Queen Elizabeth II Botanic Park wins a Silver Medal for its Entry in the 2008 RHS Chelsea Flower Show in Chelsea, London, 20-24 May 2008
The Heritage Garden Grand Cayman 2008 Entry
at the Chelsea Flower Show

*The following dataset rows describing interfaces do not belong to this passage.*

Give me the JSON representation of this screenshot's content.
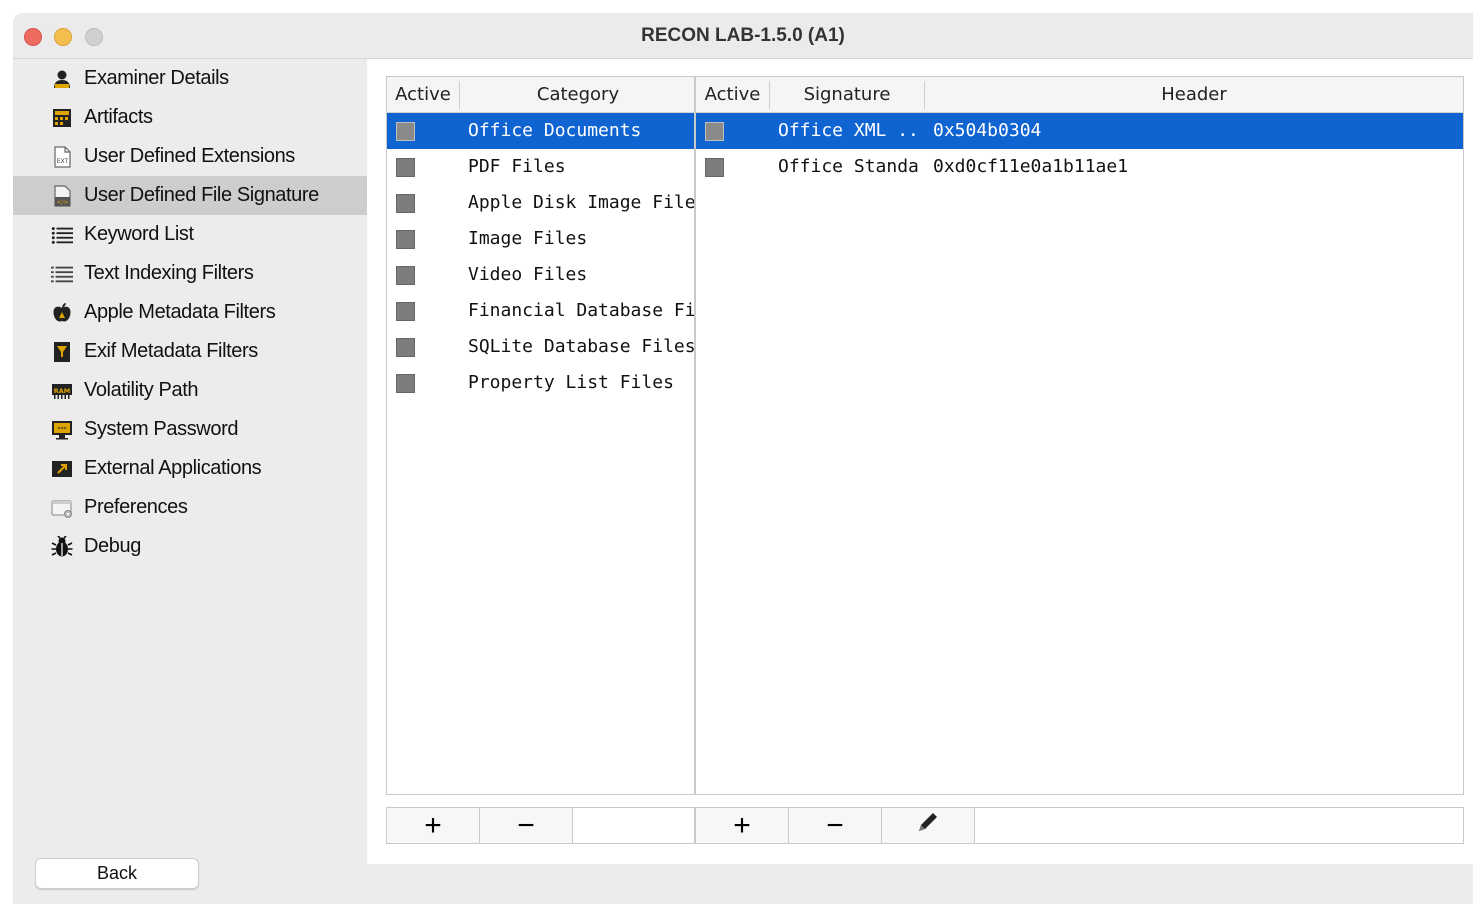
{
  "window": {
    "title": "RECON LAB-1.5.0 (A1)"
  },
  "sidebar": {
    "items": [
      {
        "label": "Examiner Details",
        "icon": "person-icon"
      },
      {
        "label": "Artifacts",
        "icon": "artifacts-icon"
      },
      {
        "label": "User Defined Extensions",
        "icon": "ext-file-icon"
      },
      {
        "label": "User Defined File Signature",
        "icon": "code-file-icon",
        "selected": true
      },
      {
        "label": "Keyword List",
        "icon": "list-icon"
      },
      {
        "label": "Text Indexing Filters",
        "icon": "lines-icon"
      },
      {
        "label": "Apple Metadata Filters",
        "icon": "apple-icon"
      },
      {
        "label": "Exif Metadata Filters",
        "icon": "exif-icon"
      },
      {
        "label": "Volatility Path",
        "icon": "ram-icon"
      },
      {
        "label": "System Password",
        "icon": "monitor-password-icon"
      },
      {
        "label": "External Applications",
        "icon": "external-app-icon"
      },
      {
        "label": "Preferences",
        "icon": "preferences-icon"
      },
      {
        "label": "Debug",
        "icon": "bug-icon"
      }
    ]
  },
  "category_table": {
    "headers": {
      "active": "Active",
      "category": "Category"
    },
    "rows": [
      {
        "category": "Office Documents",
        "selected": true
      },
      {
        "category": "PDF Files"
      },
      {
        "category": "Apple Disk Image Files"
      },
      {
        "category": "Image Files"
      },
      {
        "category": "Video Files"
      },
      {
        "category": "Financial Database Files"
      },
      {
        "category": "SQLite Database Files..."
      },
      {
        "category": "Property List Files"
      }
    ],
    "buttons": {
      "add": "+",
      "remove": "−"
    }
  },
  "signature_table": {
    "headers": {
      "active": "Active",
      "signature": "Signature",
      "header": "Header"
    },
    "rows": [
      {
        "signature": "Office XML ...",
        "header": "0x504b0304",
        "selected": true
      },
      {
        "signature": "Office Standa...",
        "header": "0xd0cf11e0a1b11ae1"
      }
    ],
    "buttons": {
      "add": "+",
      "remove": "−",
      "edit": "pencil-icon"
    }
  },
  "footer": {
    "back_label": "Back"
  },
  "colors": {
    "selection": "#0f64d2",
    "sidebar_selected": "#cdcdcd",
    "checkbox": "#7d7d7d"
  }
}
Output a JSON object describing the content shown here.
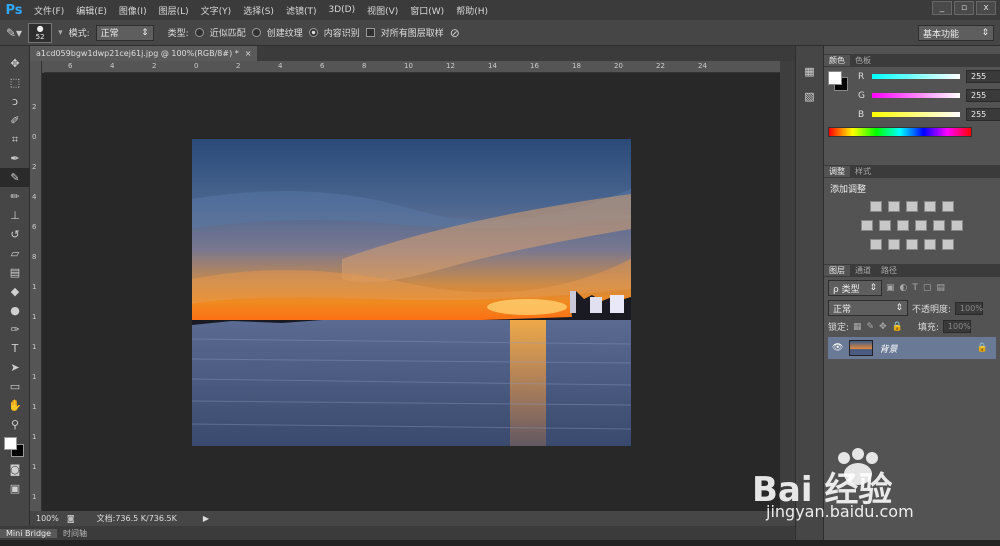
{
  "app": {
    "logo": "Ps"
  },
  "menu": [
    "文件(F)",
    "编辑(E)",
    "图像(I)",
    "图层(L)",
    "文字(Y)",
    "选择(S)",
    "滤镜(T)",
    "3D(D)",
    "视图(V)",
    "窗口(W)",
    "帮助(H)"
  ],
  "window_controls": [
    "_",
    "▫",
    "x"
  ],
  "options": {
    "brush_size": "52",
    "mode_label": "模式:",
    "mode_value": "正常",
    "type_label": "类型:",
    "radio1": "近似匹配",
    "radio2": "创建纹理",
    "radio3": "内容识别",
    "checkbox": "对所有图层取样",
    "workspace": "基本功能"
  },
  "document": {
    "tab_title": "a1cd059bgw1dwp21cej61j.jpg @ 100%(RGB/8#) *",
    "close": "×"
  },
  "ruler": {
    "h_labels": [
      "6",
      "4",
      "2",
      "0",
      "2",
      "4",
      "6",
      "8",
      "10",
      "12",
      "14",
      "16",
      "18",
      "20",
      "22",
      "24"
    ],
    "v_labels": [
      "2",
      "0",
      "2",
      "4",
      "6",
      "8",
      "1",
      "1",
      "1",
      "1",
      "1",
      "1",
      "1",
      "1"
    ]
  },
  "status": {
    "zoom": "100%",
    "doc": "文档:736.5 K/736.5K"
  },
  "bottom_tabs": [
    "Mini Bridge",
    "时间轴"
  ],
  "color_panel": {
    "tabs": [
      "颜色",
      "色板"
    ],
    "channels": [
      {
        "label": "R",
        "value": "255",
        "color": "#ff3a3a"
      },
      {
        "label": "G",
        "value": "255",
        "color": "#3aff3a"
      },
      {
        "label": "B",
        "value": "255",
        "color": "#3a3aff"
      }
    ]
  },
  "adjust_panel": {
    "tabs": [
      "调整",
      "样式"
    ],
    "title": "添加调整"
  },
  "layers_panel": {
    "tabs": [
      "图层",
      "通道",
      "路径"
    ],
    "filter": "ρ 类型",
    "blend": "正常",
    "opacity_label": "不透明度:",
    "opacity_value": "100%",
    "lock_label": "锁定:",
    "fill_label": "填充:",
    "fill_value": "100%",
    "layer_name": "背景"
  },
  "watermark": {
    "brand": "Bai 经验",
    "url": "jingyan.baidu.com"
  }
}
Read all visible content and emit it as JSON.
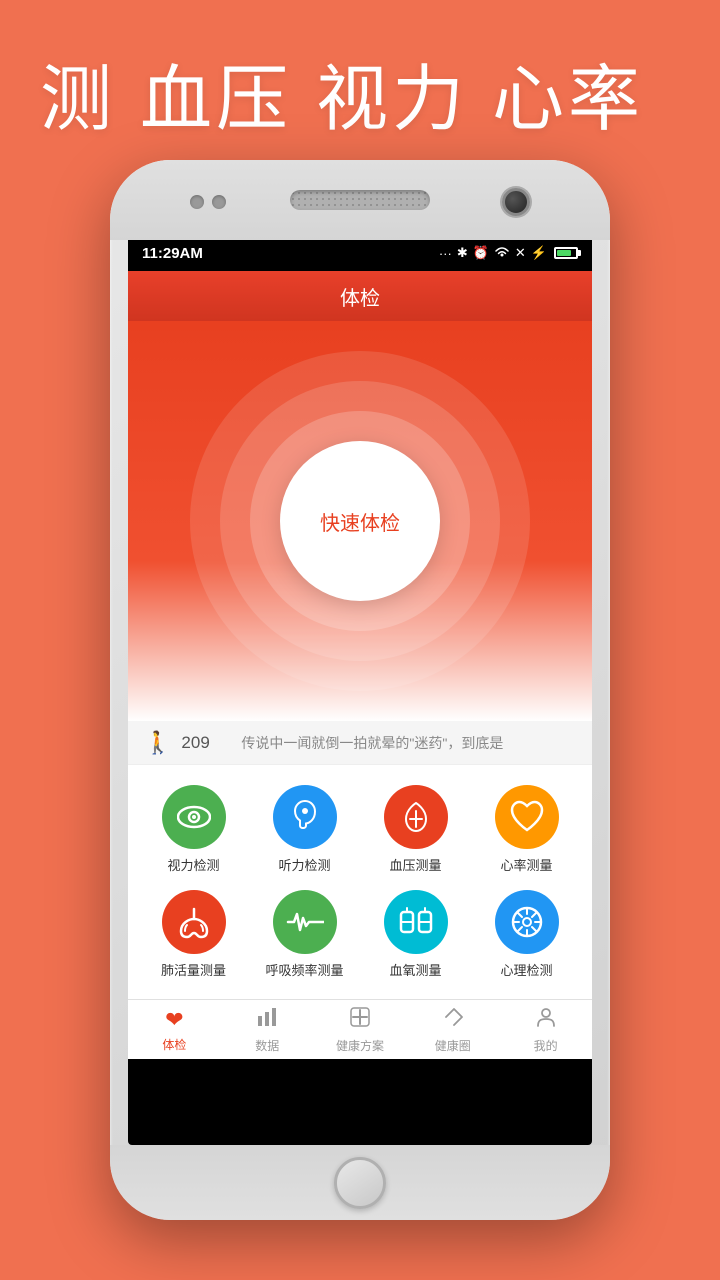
{
  "hero": {
    "title": "测 血压 视力 心率"
  },
  "statusBar": {
    "time": "11:29AM",
    "dots": "...",
    "bluetooth": "⚡",
    "alarm": "⏰",
    "wifi": "WiFi",
    "charge": "⚡"
  },
  "appHeader": {
    "title": "体检"
  },
  "mainButton": {
    "label": "快速体检"
  },
  "stepBar": {
    "count": "209",
    "news": "传说中一闻就倒一拍就晕的\"迷药\"，到底是"
  },
  "features": [
    {
      "id": "vision",
      "label": "视力检测",
      "colorClass": "icon-green",
      "icon": "👁"
    },
    {
      "id": "hearing",
      "label": "听力检测",
      "colorClass": "icon-blue",
      "icon": "👂"
    },
    {
      "id": "bloodpressure",
      "label": "血压测量",
      "colorClass": "icon-red",
      "icon": "🌡"
    },
    {
      "id": "heartrate",
      "label": "心率测量",
      "colorClass": "icon-orange",
      "icon": "❤"
    },
    {
      "id": "lungcapacity",
      "label": "肺活量测量",
      "colorClass": "icon-orange-red",
      "icon": "🫁"
    },
    {
      "id": "breathing",
      "label": "呼吸频率测量",
      "colorClass": "icon-green2",
      "icon": "📊"
    },
    {
      "id": "bloodoxygen",
      "label": "血氧测量",
      "colorClass": "icon-teal",
      "icon": "⬡"
    },
    {
      "id": "psychology",
      "label": "心理检测",
      "colorClass": "icon-blue",
      "icon": "⚙"
    }
  ],
  "bottomNav": [
    {
      "id": "exam",
      "label": "体检",
      "active": true
    },
    {
      "id": "data",
      "label": "数据",
      "active": false
    },
    {
      "id": "health",
      "label": "健康方案",
      "active": false
    },
    {
      "id": "circle",
      "label": "健康圈",
      "active": false
    },
    {
      "id": "mine",
      "label": "我的",
      "active": false
    }
  ]
}
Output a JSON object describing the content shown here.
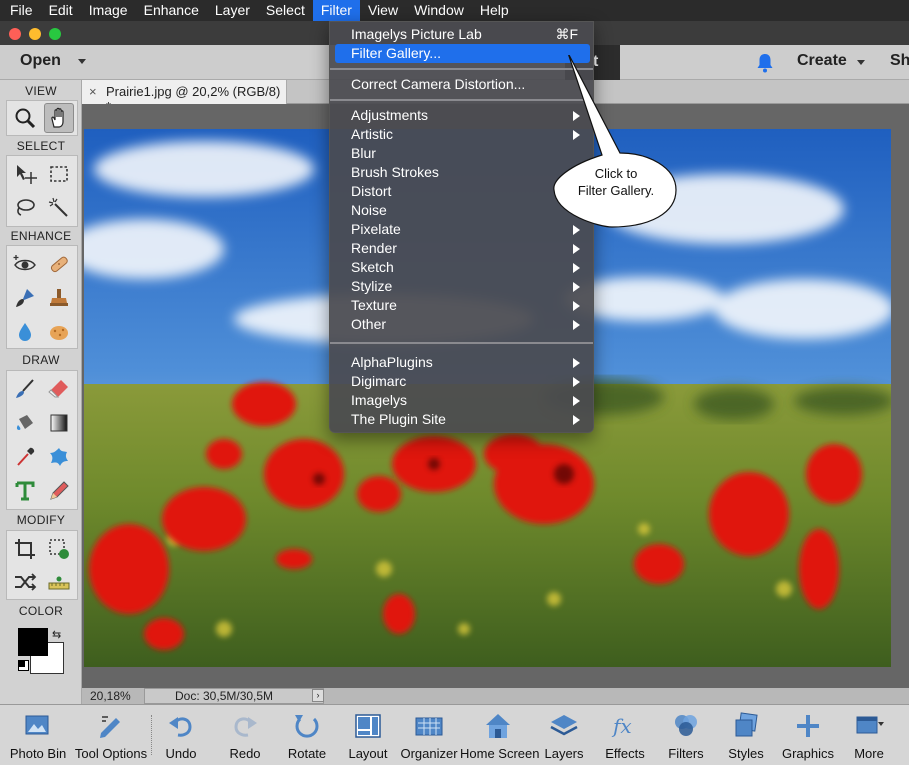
{
  "menubar": {
    "items": [
      "File",
      "Edit",
      "Image",
      "Enhance",
      "Layer",
      "Select",
      "Filter",
      "View",
      "Window",
      "Help"
    ],
    "active": "Filter"
  },
  "appbar": {
    "open_label": "Open",
    "dark_tab_label": "t",
    "create_label": "Create",
    "share_label": "Sh"
  },
  "toolbox": {
    "sections": [
      "VIEW",
      "SELECT",
      "ENHANCE",
      "DRAW",
      "MODIFY",
      "COLOR"
    ],
    "tools": {
      "view": [
        "zoom-tool",
        "hand-tool"
      ],
      "select": [
        "move-tool",
        "marquee-tool",
        "lasso-tool",
        "quick-selection-tool"
      ],
      "enhance": [
        "red-eye-tool",
        "spot-healing-tool",
        "smart-brush-tool",
        "clone-stamp-tool",
        "blur-tool",
        "sponge-tool"
      ],
      "draw": [
        "brush-tool",
        "eraser-tool",
        "paint-bucket-tool",
        "gradient-tool",
        "color-picker-tool",
        "custom-shape-tool",
        "type-tool",
        "pencil-tool"
      ],
      "modify": [
        "crop-tool",
        "recompose-tool",
        "content-aware-move-tool",
        "straighten-tool"
      ]
    },
    "selected_tool": "hand-tool"
  },
  "document": {
    "tab_label": "Prairie1.jpg @ 20,2% (RGB/8) *",
    "close_glyph": "×"
  },
  "status": {
    "zoom": "20,18%",
    "doc_size": "Doc: 30,5M/30,5M"
  },
  "filter_menu": {
    "groups": [
      [
        {
          "label": "Imagelys Picture Lab",
          "shortcut": "⌘F"
        },
        {
          "label": "Filter Gallery...",
          "highlighted": true
        }
      ],
      [
        {
          "label": "Correct Camera Distortion..."
        }
      ],
      [
        {
          "label": "Adjustments",
          "submenu": true
        },
        {
          "label": "Artistic",
          "submenu": true
        },
        {
          "label": "Blur"
        },
        {
          "label": "Brush Strokes"
        },
        {
          "label": "Distort"
        },
        {
          "label": "Noise"
        },
        {
          "label": "Pixelate",
          "submenu": true
        },
        {
          "label": "Render",
          "submenu": true
        },
        {
          "label": "Sketch",
          "submenu": true
        },
        {
          "label": "Stylize",
          "submenu": true
        },
        {
          "label": "Texture",
          "submenu": true
        },
        {
          "label": "Other",
          "submenu": true
        }
      ],
      [
        {
          "label": "AlphaPlugins",
          "submenu": true
        },
        {
          "label": "Digimarc",
          "submenu": true
        },
        {
          "label": "Imagelys",
          "submenu": true
        },
        {
          "label": "The Plugin Site",
          "submenu": true
        }
      ]
    ]
  },
  "callout": {
    "line1": "Click to",
    "line2": "Filter Gallery."
  },
  "bottombar": {
    "items": [
      {
        "label": "Photo Bin",
        "icon": "photo-bin-icon"
      },
      {
        "label": "Tool Options",
        "icon": "tool-options-icon"
      },
      {
        "label": "Undo",
        "icon": "undo-icon"
      },
      {
        "label": "Redo",
        "icon": "redo-icon"
      },
      {
        "label": "Rotate",
        "icon": "rotate-icon"
      },
      {
        "label": "Layout",
        "icon": "layout-icon"
      },
      {
        "label": "Organizer",
        "icon": "organizer-icon"
      },
      {
        "label": "Home Screen",
        "icon": "home-screen-icon"
      },
      {
        "label": "Layers",
        "icon": "layers-icon"
      },
      {
        "label": "Effects",
        "icon": "effects-icon"
      },
      {
        "label": "Filters",
        "icon": "filters-icon"
      },
      {
        "label": "Styles",
        "icon": "styles-icon"
      },
      {
        "label": "Graphics",
        "icon": "graphics-icon"
      },
      {
        "label": "More",
        "icon": "more-icon"
      }
    ]
  },
  "colors": {
    "menu_highlight": "#1f6feb",
    "foreground_swatch": "#000000",
    "background_swatch": "#ffffff"
  }
}
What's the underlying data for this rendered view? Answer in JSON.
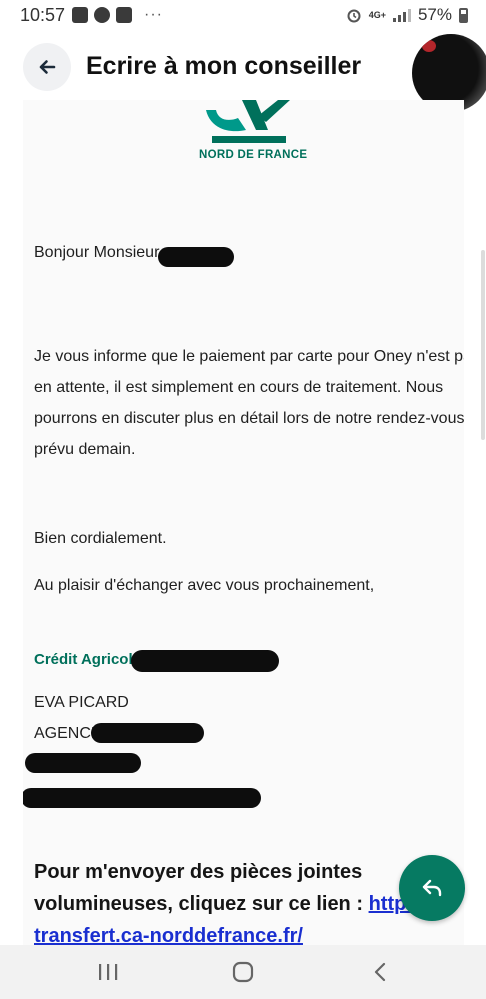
{
  "status_bar": {
    "time": "10:57",
    "more": "···",
    "network": "4G+",
    "battery": "57%"
  },
  "header": {
    "title": "Ecrire à mon conseiller"
  },
  "message": {
    "bank_region": "NORD DE FRANCE",
    "greeting": "Bonjour Monsieur",
    "body_lines": [
      "Je vous informe que le paiement par carte pour Oney n'est pas",
      "en attente, il est simplement en cours de traitement. Nous",
      "pourrons en discuter plus en détail lors de notre rendez-vous",
      "prévu demain."
    ],
    "closing": "Bien cordialement.",
    "closing2": "Au plaisir d'échanger avec vous prochainement,",
    "signature": {
      "company": "Crédit Agricol",
      "advisor": "EVA PICARD",
      "agency": "AGENCE"
    },
    "attachment_note": "Pour m'envoyer des pièces jointes volumineuses, cliquez sur ce lien : ",
    "attachment_link": "https:// transfert.ca-norddefrance.fr/"
  },
  "colors": {
    "brand_green": "#067a62",
    "link_blue": "#1a2fd0"
  },
  "icons": {
    "back": "arrow-left-icon",
    "reply": "reply-icon",
    "nav_recent": "recent-apps-icon",
    "nav_home": "home-icon",
    "nav_back": "chevron-left-icon"
  }
}
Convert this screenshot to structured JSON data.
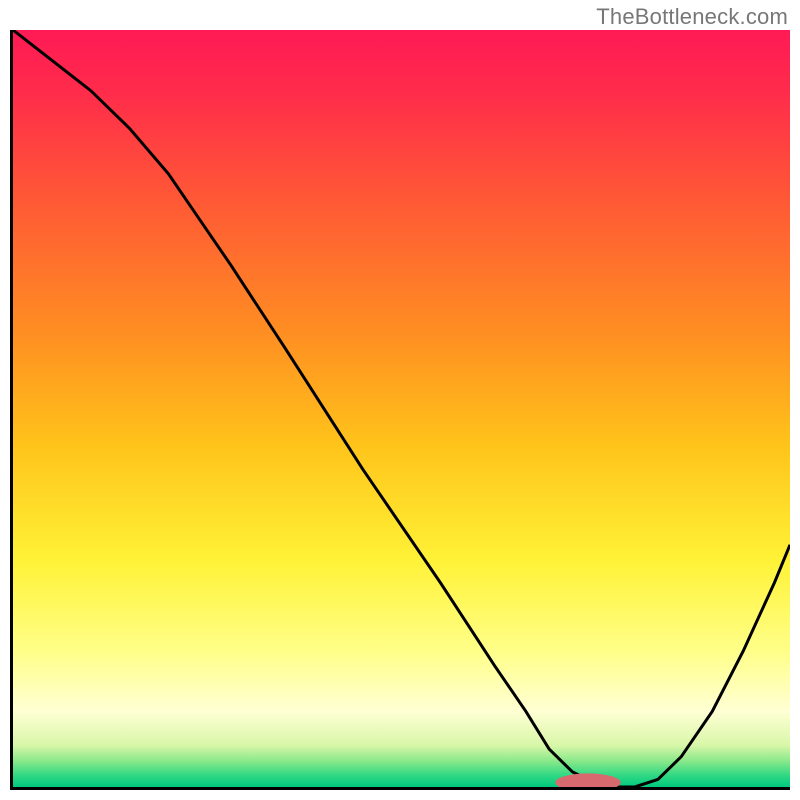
{
  "watermark": "TheBottleneck.com",
  "chart_data": {
    "type": "line",
    "title": "",
    "xlabel": "",
    "ylabel": "",
    "xlim": [
      0,
      100
    ],
    "ylim": [
      0,
      100
    ],
    "grid": false,
    "legend": false,
    "annotations": [],
    "background_gradient": {
      "stops": [
        {
          "offset": 0.0,
          "color": "#ff1a55"
        },
        {
          "offset": 0.08,
          "color": "#ff2b4b"
        },
        {
          "offset": 0.22,
          "color": "#ff5736"
        },
        {
          "offset": 0.4,
          "color": "#ff8e22"
        },
        {
          "offset": 0.55,
          "color": "#ffc41a"
        },
        {
          "offset": 0.7,
          "color": "#fff236"
        },
        {
          "offset": 0.82,
          "color": "#ffff88"
        },
        {
          "offset": 0.9,
          "color": "#ffffd4"
        },
        {
          "offset": 0.945,
          "color": "#d8f7a8"
        },
        {
          "offset": 0.965,
          "color": "#8ce98a"
        },
        {
          "offset": 0.985,
          "color": "#2fd884"
        },
        {
          "offset": 1.0,
          "color": "#00c97e"
        }
      ]
    },
    "series": [
      {
        "name": "bottleneck-curve",
        "color": "#000000",
        "x": [
          0,
          5,
          10,
          15,
          20,
          24,
          28,
          35,
          45,
          55,
          62,
          66,
          69,
          72,
          75,
          77,
          80,
          83,
          86,
          90,
          94,
          98,
          100
        ],
        "y": [
          100,
          96,
          92,
          87,
          81,
          75,
          69,
          58,
          42,
          27,
          16,
          10,
          5,
          2,
          0.5,
          0,
          0,
          1,
          4,
          10,
          18,
          27,
          32
        ]
      }
    ],
    "marker": {
      "name": "optimal-marker",
      "shape": "pill",
      "cx": 74,
      "cy": 0.6,
      "rx": 4.2,
      "ry": 1.2,
      "color": "#d86a6f"
    }
  }
}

The Sand Garden is the traditional style of garden in the Cayman Islands. The way a society shapes and arranges dwellings and domestic spaces is a reflection of the way-of-life, and of the values held in common by that society. The cultural combination of African practices of using and maintaining the shaded sandy spaces around their dwellings and the British traditions of using flowering plants to decorate their gardens has resulted in a remarkably distinctive sand flower yard in the Cayman Islands. As the Cayman Islands have become more affluent, this style of garden has fallen out of favour; however, an increasing number of Caymanians are rediscovering the sand garden as part of their cultural heritage and as a more sustainable and environmentally friendly way of gardening.The backdrop to the garden is a façade of a traditional Caymanian cottage. The traditional cottage is of modest size with a porch on the front, and it is painted in attractive pastel colours with fret work decorating the front. The Caymanian cottage is an integral part of the sand garden. The sand garden is traditionally bounded by both dry stone walls made from limestone and picket fences. The land for crops would be cleared and any stones that were removed were used to make the boundary wall. The wall separates the sand garden from the road or path that passes in front and the fences separate the garden from neighboring properties or the natural woodland beyond the space cleared for the cottage and sand garden. An arch with a climbing flowering plant rises over the entry gate. Both the rural and town Cayman sand gardens are very similar and contain the same design elements.
The terrain in the Cayman Islands is very rocky with alkaline soil occurring in pockets. Wherever soil does occur it is usually thin and exceedingly well drained (except in the swamps). The plants grown in the sand garden are ones that can withstand the long dry season with very little supplemental watering. The ornamental plants must not require too much care as the crop plants would take priority. Plants with fragrant flowers, especially by the porch or bedroom window were popular. The location of the cottage and garden would determine the types of plants grown with a protected inland garden containing a wider variety of plants than one located closer to the sea. The garden depicted in the exhibit is one far enough from the sea that it is protected by the sand dune and a thicket of sea grape (Coccoloba uvifera), not actually depicted in the exhibit, and coconut palms so that a wider variety of plants can be grown. The central feature of the garden is the white sand that is used as a mulch to cover the ground. The sand garden would be swept clean once a week, if not more, and a fresh layer of white sand applied at each Christmas for a “white Christmas”. The stone wall is a traditional limestone dry stone wall used to delineate the front of the property. The pathway to the house is made in the traditional manner using bits of dead coral that has washed up on the beach. This coral acts like a “doorbell” as the homeowner can hear when someone approaches the house from the scrunching sound made by the visitor’s feet on the coral. The pathways were always lined with conch shells. Even today, the traditional Cayman cat boat can be found laying under a tree when not in use. The Cayman Islanders were traditionally a seafaring people and the cat boat was an important possession. A cat boat is used in the exhibit as a tribute to Cayman’s seafaring heritage and the boat is filled with the flowers and foliage of the modern Cayman garden.The plants chosen for the exhibit are those that have been grown in the Cayman Islands traditionally for many generations and which can still be found in gardens today and newer plants that are now found in the modern Cayman garden. Ornamental plants were found near the house along with a few economic plants while most crops were grown further away in what is called grounds”. The Coconut Tree (Cocos nucifera) was very important due to the many products it provided. The native plants incorporated into the exhibit are ones that have deep cultural significance to the Cayman Islanders while a few of the traditional tropical crop and medicinal plants relate to the important relationship Caymanians had to the land. The ornamentals used have either always been favorites in the Cayman Islands or are newer varieties that are now found in the Cayman gardens of today. The foliage and flowers exhibited in the cat boat display a variety of non-traditional plants that can be found in the modern Cayman garden.
Proud Winner of the Silver Flora Medal 20-24 May 2008